WINNER OF THE 1970 BOOKER PRIZE

‘And so at the Majestic everything returned to the way it had been before. The gleaming tiles became dulled. Sofas as sleek as prize cattle lost their glow.’

1919, the Majestic Hotel in Kinalough, Ireland. Haunted war veteran Major Brendan Archer arrives to marry Angela Spencer, daughter of the house. But his fiancée is strangely altered, and her family’s fortunes have suffered a spectacular decline.

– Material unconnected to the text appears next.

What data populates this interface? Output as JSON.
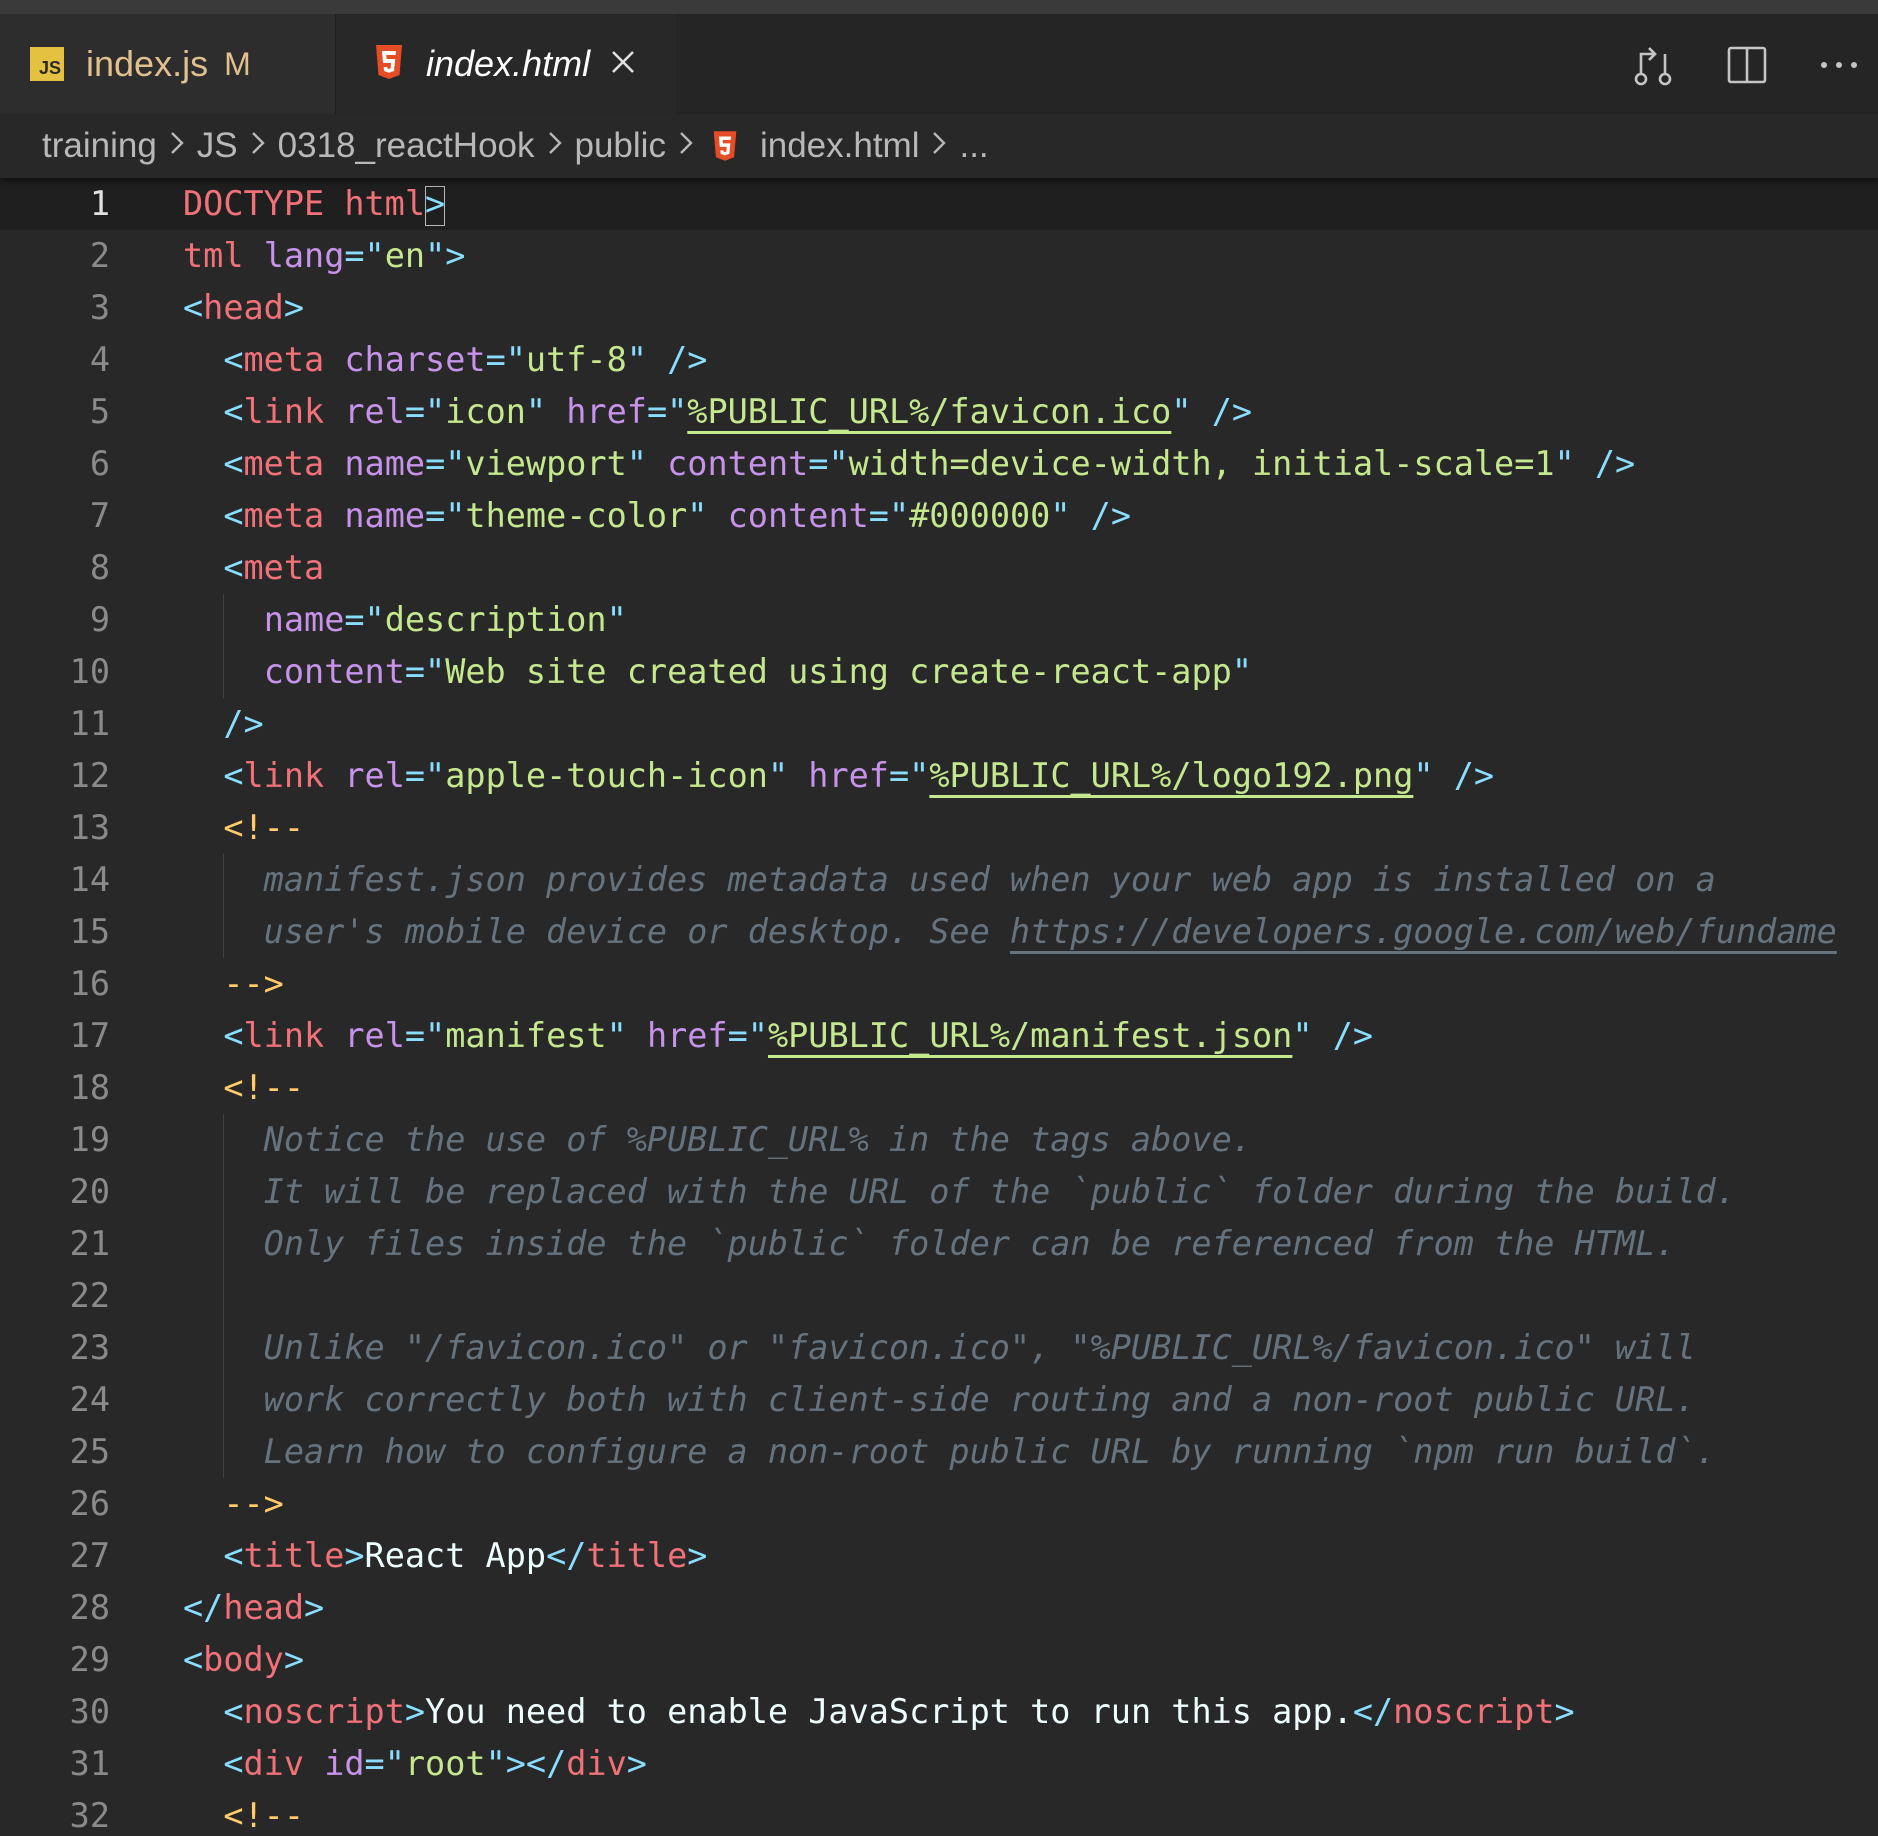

The hotel’s hundreds of rooms are disintegrating; its few remaining guests thrive on rumours and games of whist; herds of cats have taken over the Imperial Bar; bamboo shoots threaten the foundations; and piglets frolic in the squash court. And outside the order of the British Empire totters, as the violence of ‘the troubles’ mounts.

‘A work of genius’ Guardian

Reviews

It's funny, sad and beautifully written; it's prescient, wise, original and unexpectedly eccentric. Vote JG, I say. Or even better, just read him.
Rachel Cooke, OBSERVER
Troubles has everything: great story, compelling characters, believable dialogue and big ideas. It's a book good enough to win the Booker in any year. Not just 1970.
John Crace, GUARDIAN
Like Fawlty Towers written by Evelyn Waugh
Rachel Cooke, Sunday Times Oxford Literary Festival, 2010
No finer work has ever been written about this transitional period in Irish history: it remains a landmark in 20th-century Irish literature, and one that deserves to win The One And Only Great Retrospective Booker.
Kevin Myers, IRISH INDEPENDENT
'I can't praise this book enough. It's a good rule that reviewers should be forbidden from using the word "genius"...But it's hard to know what else to say when faced with a book like Troubles. There's no avoiding it. JG Farrell was a genius.'
Sam Jordison, GUARDIAN BOOKS BLOG
Troubles stands up at every stage. It has a fine beginning and a brilliant ending, and is sustained throughout by this wit, laughter and intelligence.
Tobias HIll, INDEPENDENT
meaty and magnificent¿He [Farrell] is a master at controlling pace, and his writing is satisfyingly solid. He is capable of the most vigorous farce, and then he will bring things to the knife edge of tragedy¿a fine and fitting winner.
Philip Womack, DAILY TELEGRAPH
Poignant, meticulously observed, often hilarious, it is one of the finest novels of the past 50 years.
Simon Shaw, MAIL ON SUNDAY
A work of genius
Guardian
One of the finest novels of the past 50 years
Mail on Sunday
Funny, sad and beautifully written; prescient, wise, original and unexpectedly eccentric
Rachel Cooke, Observer
TROUBLES has everything: great story, compelling characters, believable dialogue and big ideas. It's a book good enough to win the Booker in any year. Not just 1970.
GUARDIAN
Like Fawlty Towers written by Evelyn Waugh
Rachel Cooke, Sunday Times Oxford Literary Festival
No finer work has ever been written about this transitional period in Irish history: it remains a landmark in 20th-century Irish literature, and one that deserves to win The One And Only Great Retrospective Booker
IRISH INDEPENDENT
Farrell's vision and voice are unique, inimitable
John Banville